Similar kinds and numbers of tumors occurred in rats of all diets except the 1000 mg/kg/day group (premature decedents), with mammary tumors of the females being the most common. Benign pituitary tumors occurred in similar numbers of surviving rats on all diets, with occurrence predominantly in females. Malignant pituitary tumors occurred in one male and two females receiving 250 mg/kg/day. Since no such tumors were reported in either the lower or higher dose groups (50 and 500 mg/kg/day), this low incidence does not clearly indicate any relation with methyl salicylate treatment.

Endpoint conclusion
Endpoint conclusion:
no adverse effect observed

Additional information

No standard rodent carcinogenicity study using the current OECD protocol is available on salicylic acid.  Assessment of the carcinogenic potential of SA has therefore been made based on one screening carcinogenicity study on SA itself, plus data on carcinogenic potential of methyl salicylate (MeS), sodium salicylate (NaS) and Acetylsalicylic acid (ASA).  The initial step in the metabolism of all these salicylate compounds is hydrolysis to free salicylate.

In a screening test for carcinogenic hazard of SA (Uhmeda. 1957), rats were fed with salicylic acid or injected with sodium salicylate in solution. None of the animals treated with salicylic acid developed tumors in any organ in the course of the experiment. No marked change in internal organs was found in the rats treated with sodium salicylate under the conditions of this experiment.

The evaluation of the carcinogenic potential of MeS was included in 2 -year studies on the chronic toxicity of MeS by the oral route in rats and dogs (Webb and Hansen, 1963). In the rat, at 0, 0.1%, 0.5%, 1.0% or 2.0% MeS in diet, the only tumors described were pituitary tumours. Similar incidences of benign pituitary tumours were reported in controls and treated rats. Malignant pituitary tumours were reported in 3 rats at 0.5% but none at 1% MeS in diet. No tumors were reported in dogs fed MeS in capsule form at doses of 0, 50, 150 or 350 mg/kg/bw/day for 2 years.
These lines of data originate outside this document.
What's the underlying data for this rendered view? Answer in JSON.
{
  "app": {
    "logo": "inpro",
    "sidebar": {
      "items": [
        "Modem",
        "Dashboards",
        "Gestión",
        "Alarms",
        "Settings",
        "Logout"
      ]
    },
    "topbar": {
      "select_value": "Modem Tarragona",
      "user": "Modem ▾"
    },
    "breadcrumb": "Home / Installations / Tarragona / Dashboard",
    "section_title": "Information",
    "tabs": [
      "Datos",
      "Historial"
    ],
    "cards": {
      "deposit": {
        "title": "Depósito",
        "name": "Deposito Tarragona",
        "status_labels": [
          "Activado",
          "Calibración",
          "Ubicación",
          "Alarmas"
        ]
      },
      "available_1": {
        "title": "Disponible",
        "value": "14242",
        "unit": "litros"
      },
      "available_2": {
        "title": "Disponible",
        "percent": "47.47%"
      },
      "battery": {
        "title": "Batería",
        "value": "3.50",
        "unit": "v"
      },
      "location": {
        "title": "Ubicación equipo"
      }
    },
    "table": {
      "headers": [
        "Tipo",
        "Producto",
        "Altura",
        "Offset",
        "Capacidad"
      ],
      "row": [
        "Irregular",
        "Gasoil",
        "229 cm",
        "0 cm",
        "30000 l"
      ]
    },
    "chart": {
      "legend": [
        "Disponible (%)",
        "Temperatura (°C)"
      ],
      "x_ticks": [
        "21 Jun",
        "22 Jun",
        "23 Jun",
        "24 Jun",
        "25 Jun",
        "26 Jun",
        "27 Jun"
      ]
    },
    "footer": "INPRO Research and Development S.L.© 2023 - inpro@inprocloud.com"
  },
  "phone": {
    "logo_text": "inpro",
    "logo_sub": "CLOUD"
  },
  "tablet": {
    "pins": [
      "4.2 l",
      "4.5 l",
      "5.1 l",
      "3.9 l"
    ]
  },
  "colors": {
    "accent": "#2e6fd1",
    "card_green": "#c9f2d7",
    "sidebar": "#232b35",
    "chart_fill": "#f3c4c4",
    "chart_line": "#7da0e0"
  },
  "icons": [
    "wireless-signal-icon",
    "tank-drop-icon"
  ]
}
In a non-standard carcinogenicity study (Stoner et al., 1973), MeS was tested by the intraperitoneal route in the A/He strain of mouse, a strain susceptible to carcinogen-induced lung tumorigenesis. In the low-dose group, 2/15 (13%) males and 1/15 (6%) females developed lung tumors while in the high-dose group, 1/15 males (6%) and 5/15 (33%) females developed lung tumors. In comparison, 22/80 (28%) male and 16/80 (20%) female control mice developed "spontaneous" lung tumors. MeS was reported as negative for pulmonary tumour response in this assay.

In Chang et al. (1983), the cocarcinogenic potential of acetylsalicylic acid on gastric tumors induced by N-Nitroso-N-methylnitroguanidine in rats was studied. No gastro-intestinal tumors were found with rats treated only with acetylsalicylic acid twice a week for 18 months.

MeS has been studied for anti-carcinogenic potential in several older assays (Strong, 1932 and Boyland and Huntsman-Mawson, 1938). A number of epidemiological studies have claimed that low doses of aspirin (ASA) are effective in preventing colorectal cancer.  The most detailed scientific evaluation on the efficacy of aspirin (ASA) as a colorectal cancer chemopreventive has been conducted by a Working Group of experts convened by the International Agency for Research on Cancer (IARC). This Working Group (IARC, 1997) considered that the strength of scientific evidence that aspirin prevents colorectal cancer in humans was limited.[p1] 

Taken together, the data on these salicylates suggest that salicylic acid would have no carcinogenic potential.

 [p1]IARC Handbooks of Cancer Prevention. Volume 1 - Non-steroidal anti-inflammatory drugs. International Agency for Research on Cancer, , 1997.



Justification for selection of carcinogenicity via oral route endpoint:
Full reliability 2 study

Justification for classification or non-classification

Not carcinogenic according to EU and GHS (UN/EU) criteria.

Based on absence of carcinogenicity in a screening study on SA and in chronic toxicity studies on MeS in rats and dogs.